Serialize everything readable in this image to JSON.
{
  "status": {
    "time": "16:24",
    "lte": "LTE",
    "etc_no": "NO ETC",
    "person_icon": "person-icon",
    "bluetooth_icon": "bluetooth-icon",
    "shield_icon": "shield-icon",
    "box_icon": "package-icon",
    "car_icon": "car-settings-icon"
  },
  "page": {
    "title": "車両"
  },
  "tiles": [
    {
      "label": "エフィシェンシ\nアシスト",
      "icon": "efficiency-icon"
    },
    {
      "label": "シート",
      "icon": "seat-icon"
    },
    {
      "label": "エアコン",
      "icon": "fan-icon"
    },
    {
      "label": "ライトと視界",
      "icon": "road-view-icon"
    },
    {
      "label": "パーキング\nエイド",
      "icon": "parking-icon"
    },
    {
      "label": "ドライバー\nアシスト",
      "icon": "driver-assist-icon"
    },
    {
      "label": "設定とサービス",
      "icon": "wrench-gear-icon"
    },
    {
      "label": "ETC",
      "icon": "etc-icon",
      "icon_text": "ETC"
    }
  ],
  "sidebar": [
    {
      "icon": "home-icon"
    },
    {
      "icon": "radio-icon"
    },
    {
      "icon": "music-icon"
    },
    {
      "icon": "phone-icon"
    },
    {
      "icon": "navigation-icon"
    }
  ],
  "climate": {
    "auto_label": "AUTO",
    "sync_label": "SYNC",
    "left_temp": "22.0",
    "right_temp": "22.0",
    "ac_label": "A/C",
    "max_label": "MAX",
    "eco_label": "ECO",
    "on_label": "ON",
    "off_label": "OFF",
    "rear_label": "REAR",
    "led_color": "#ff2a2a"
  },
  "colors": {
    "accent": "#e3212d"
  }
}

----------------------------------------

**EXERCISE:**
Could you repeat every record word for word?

**TASK RESPONSE:**
Serialize everything readable in this image to JSON.
{
  "status": {
    "time": "16:24",
    "lte": "LTE",
    "etc_no": "NO ETC",
    "person_icon": "person-icon",
    "bluetooth_icon": "bluetooth-icon",
    "shield_icon": "shield-icon",
    "box_icon": "package-icon",
    "car_icon": "car-settings-icon"
  },
  "page": {
    "title": "車両"
  },
  "tiles": [
    {
      "label": "エフィシェンシ\nアシスト",
      "icon": "efficiency-icon"
    },
    {
      "label": "シート",
      "icon": "seat-icon"
    },
    {
      "label": "エアコン",
      "icon": "fan-icon"
    },
    {
      "label": "ライトと視界",
      "icon": "road-view-icon"
    },
    {
      "label": "パーキング\nエイド",
      "icon": "parking-icon"
    },
    {
      "label": "ドライバー\nアシスト",
      "icon": "driver-assist-icon"
    },
    {
      "label": "設定とサービス",
      "icon": "wrench-gear-icon"
    },
    {
      "label": "ETC",
      "icon": "etc-icon",
      "icon_text": "ETC"
    }
  ],
  "sidebar": [
    {
      "icon": "home-icon"
    },
    {
      "icon": "radio-icon"
    },
    {
      "icon": "music-icon"
    },
    {
      "icon": "phone-icon"
    },
    {
      "icon": "navigation-icon"
    }
  ],
  "climate": {
    "auto_label": "AUTO",
    "sync_label": "SYNC",
    "left_temp": "22.0",
    "right_temp": "22.0",
    "ac_label": "A/C",
    "max_label": "MAX",
    "eco_label": "ECO",
    "on_label": "ON",
    "off_label": "OFF",
    "rear_label": "REAR",
    "led_color": "#ff2a2a"
  },
  "colors": {
    "accent": "#e3212d"
  }
}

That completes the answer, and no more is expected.